So "theatre" and "conservation", two words that I don't hear together in my acting experiences up til now.
Rewinding back to the time when I first heard these words. I thought to myself "well why not sign up for the project and see it for myself". It was one of my life decisions that I didn't regret at all. Like all my other co-participants, we were selected and our project started off with an incubation weekend, the first activity taking place in Tasek Merimbun.
So on the day of my first visit ever to Tasek Merimbun, it involves a really long drive assisted by Waze. I admit that long solo drives aren't really my thing hence I prefer carpooling whenever possible. However, when I got there, all my physical and mental exhaustion disappeared as if there was an invisible force relaxing me down.

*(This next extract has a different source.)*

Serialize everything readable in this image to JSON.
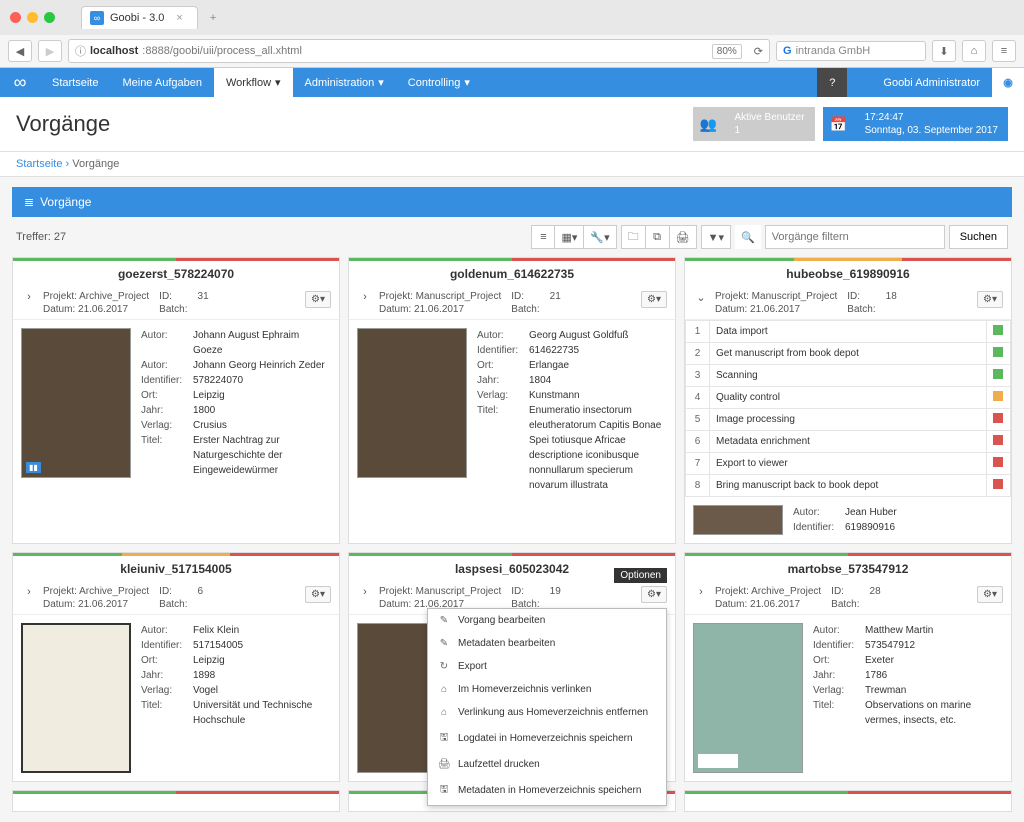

"Oh my god this view is gorgeous!!" was the internal dialogue that played in my head. I mean the pictures were already beautiful but seeing the place for myself was even more beautiful. I was literally speechless for a while as I tried to take in the beauty of Tasek Merimbun. The lake, the Purun grass, the trees, even the black waters was a wonder to look at.

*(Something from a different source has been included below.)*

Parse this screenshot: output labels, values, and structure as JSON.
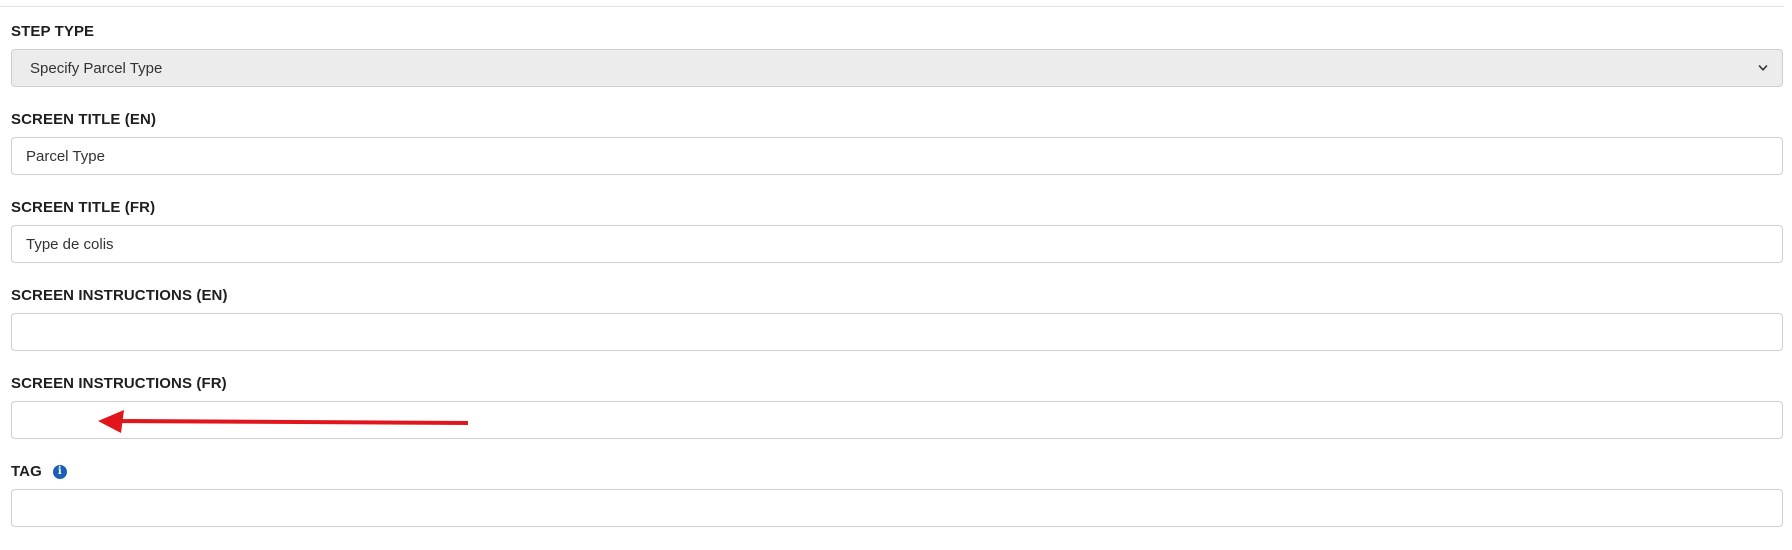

I may have been involved in a lot of acting-related experiences in both theatre and film but nothing truly prepared me for this project. Unlike a normal theatre, conservation theatre carries a much deeper aspect to me. Here in Play Naturally, I learnt about the Dusun community and how the culture itself is slowly declining, much to my surprise as I remember the Dusun as being part of the seven natives of Brunei (correct me if I'm wrong, history is not my forte)

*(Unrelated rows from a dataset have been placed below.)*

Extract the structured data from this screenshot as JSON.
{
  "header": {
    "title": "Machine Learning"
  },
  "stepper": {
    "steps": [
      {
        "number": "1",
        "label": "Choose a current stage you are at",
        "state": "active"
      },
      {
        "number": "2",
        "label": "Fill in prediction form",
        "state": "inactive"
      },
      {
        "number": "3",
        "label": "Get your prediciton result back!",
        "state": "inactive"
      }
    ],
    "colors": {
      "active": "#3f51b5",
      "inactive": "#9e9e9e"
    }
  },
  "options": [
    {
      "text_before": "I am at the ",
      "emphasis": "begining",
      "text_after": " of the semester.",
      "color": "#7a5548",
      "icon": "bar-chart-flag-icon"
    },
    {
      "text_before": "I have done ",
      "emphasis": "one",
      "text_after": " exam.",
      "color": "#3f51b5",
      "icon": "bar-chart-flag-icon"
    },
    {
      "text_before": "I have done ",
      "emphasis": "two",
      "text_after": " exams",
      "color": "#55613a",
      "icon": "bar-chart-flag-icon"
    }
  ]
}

When used right, I feel conservation theatre is a really great way to engage with the preservation of such declining cultures. I am truly blessed, to be involved with such a project that can possibly be part of our history for future generations to come.